The Republican-led House of Representatives has an opportunity - and an obligation -to provide legal defense for this law Mr. Obama has abandoned. In a country based on the rule of law, government can’t be allowed to ignore the law.
* Michael Foust from Baptist Press interviewed Austin R. Nimocks, senior legal counsel with the Alliance Defense Fund to explain the importance of the Justice Department's decision.
BAPTIST PRESS: Why is this significant?
NIMOCKS: It is significant because the American people have a right to expect their laws to be defended by the government officials, and the Department of Justice has been failing to give a full defense of the Defense of Marriage Act for some time, but now has made their no-defense position official and in writing. This is really disappointing with the Department of Justice choosing to appease a small but vocal and wealthy constituency and abandon its duty to the American people.
BAPTIST PRESS: When you say they haven't been defending it, what do you mean?
NIMOCKS: Throughout the litigation over the federal Defense of Marriage Act, the Department of Justice has expressly disavowed Congress' reasons for enacting the federal Defense of Marriage Act and instead put forth its own basis for defense, guaranteeing that the case would end the way they wanted it to end -- which is not in favor of [traditional] marriage...
BAPTIST PRESS: The Justice Department, in a statement about the decision, said "sexual orientation should be subject to a more heightened standard of scrutiny." Can you explain what they're talking about?
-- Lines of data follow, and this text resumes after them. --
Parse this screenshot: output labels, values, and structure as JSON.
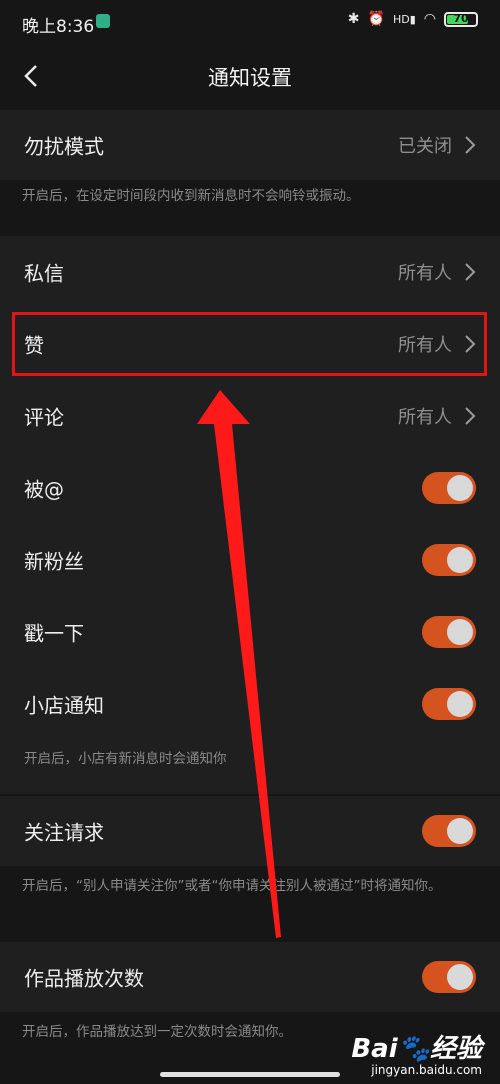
{
  "status_bar": {
    "time": "晚上8:36",
    "icons": [
      "bluetooth-icon",
      "alarm-icon",
      "signal-icon",
      "wifi-icon"
    ],
    "network_label": "HD",
    "battery": "70"
  },
  "header": {
    "title": "通知设置"
  },
  "dnd": {
    "label": "勿扰模式",
    "value": "已关闭",
    "hint": "开启后，在设定时间段内收到新消息时不会响铃或振动。"
  },
  "items": [
    {
      "label": "私信",
      "value": "所有人"
    },
    {
      "label": "赞",
      "value": "所有人"
    },
    {
      "label": "评论",
      "value": "所有人"
    }
  ],
  "toggles": [
    {
      "label": "被@",
      "on": true
    },
    {
      "label": "新粉丝",
      "on": true
    },
    {
      "label": "戳一下",
      "on": true
    },
    {
      "label": "小店通知",
      "on": true
    }
  ],
  "shop_hint": "开启后，小店有新消息时会通知你",
  "follow": {
    "label": "关注请求",
    "on": true,
    "hint": "开启后，“别人申请关注你”或者“你申请关注别人被通过”时将通知你。"
  },
  "plays": {
    "label": "作品播放次数",
    "on": true,
    "hint": "开启后，作品播放达到一定次数时会通知你。"
  },
  "watermark": {
    "logo": "Bai🐾经验",
    "sub": "jingyan.baidu.com"
  },
  "colors": {
    "toggle_on": "#d5531f",
    "highlight": "#e11414",
    "arrow": "#ff1a1a"
  }
}
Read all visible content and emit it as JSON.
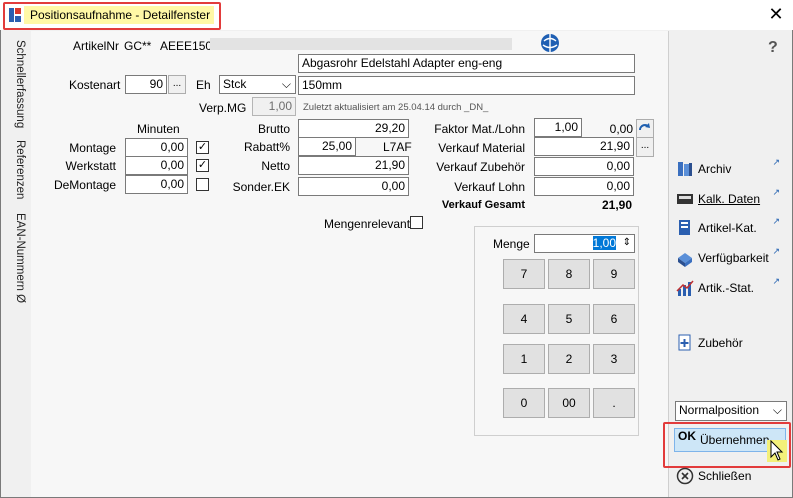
{
  "window": {
    "title": "Positionsaufnahme - Detailfenster"
  },
  "side_tabs": [
    "Schnellerfassung",
    "Referenzen",
    "EAN-Nummern Ø"
  ],
  "header": {
    "artikelnr_label": "ArtikelNr",
    "artikelnr_prefix": "GC**",
    "artikelnr_value": "AEEE150",
    "desc1": "Abgasrohr Edelstahl Adapter eng-eng",
    "desc2": "150mm",
    "kostenart_label": "Kostenart",
    "kostenart_value": "90",
    "eh_label": "Eh",
    "eh_value": "Stck",
    "verpmg_label": "Verp.MG",
    "verpmg_value": "1,00",
    "updated_note": "Zuletzt aktualisiert am 25.04.14 durch _DN_"
  },
  "minuten": {
    "header": "Minuten",
    "rows": [
      {
        "label": "Montage",
        "value": "0,00",
        "checked": true
      },
      {
        "label": "Werkstatt",
        "value": "0,00",
        "checked": true
      },
      {
        "label": "DeMontage",
        "value": "0,00",
        "checked": false
      }
    ]
  },
  "pricing": {
    "brutto_label": "Brutto",
    "brutto_value": "29,20",
    "rabatt_label": "Rabatt%",
    "rabatt_value": "25,00",
    "rabatt_code": "L7AF",
    "netto_label": "Netto",
    "netto_value": "21,90",
    "sonder_label": "Sonder.EK",
    "sonder_value": "0,00"
  },
  "verkauf": {
    "faktor_label": "Faktor Mat./Lohn",
    "faktor_value": "1,00",
    "faktor_result": "0,00",
    "material_label": "Verkauf Material",
    "material_value": "21,90",
    "zubehoer_label": "Verkauf Zubehör",
    "zubehoer_value": "0,00",
    "lohn_label": "Verkauf Lohn",
    "lohn_value": "0,00",
    "gesamt_label": "Verkauf Gesamt",
    "gesamt_value": "21,90"
  },
  "mengenrelevant_label": "Mengenrelevant",
  "menge": {
    "label": "Menge",
    "value": "1,00"
  },
  "numpad": [
    "7",
    "8",
    "9",
    "4",
    "5",
    "6",
    "1",
    "2",
    "3",
    "0",
    "00",
    "."
  ],
  "right_panel": {
    "help": "?",
    "buttons": [
      {
        "label": "Archiv",
        "icon": "archive-icon"
      },
      {
        "label": "Kalk. Daten",
        "icon": "calc-data-icon"
      },
      {
        "label": "Artikel-Kat.",
        "icon": "catalog-icon"
      },
      {
        "label": "Verfügbarkeit",
        "icon": "availability-icon"
      },
      {
        "label": "Artik.-Stat.",
        "icon": "stats-icon"
      }
    ],
    "zubehoer_label": "Zubehör",
    "position_select": "Normalposition",
    "uebernehmen_label": "Übernehmen",
    "schliessen_label": "Schließen"
  },
  "close_glyph": "✕",
  "ellipsis": "...",
  "ext_glyph": "↗"
}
NIMOCKS: The suggestion by the attorney general that heightened scrutiny is appropriate is in essence a suggestion that the Department of Justice believes that the concept of sexual orientation should be addressed under the Constitution like one's race or sex, which is an unprecedented position under the United States Constitution.
BAPTIST PRESS: Why should the Defense of Marriage Act be upheld, and why do we need it?
NIMOCKS: Across this country, from coast to coast, north to south, red states and blue states, Americans believe in marriage. It is vital to the very survival and existence of our society, and it is an important part of the laws that unify us as a country.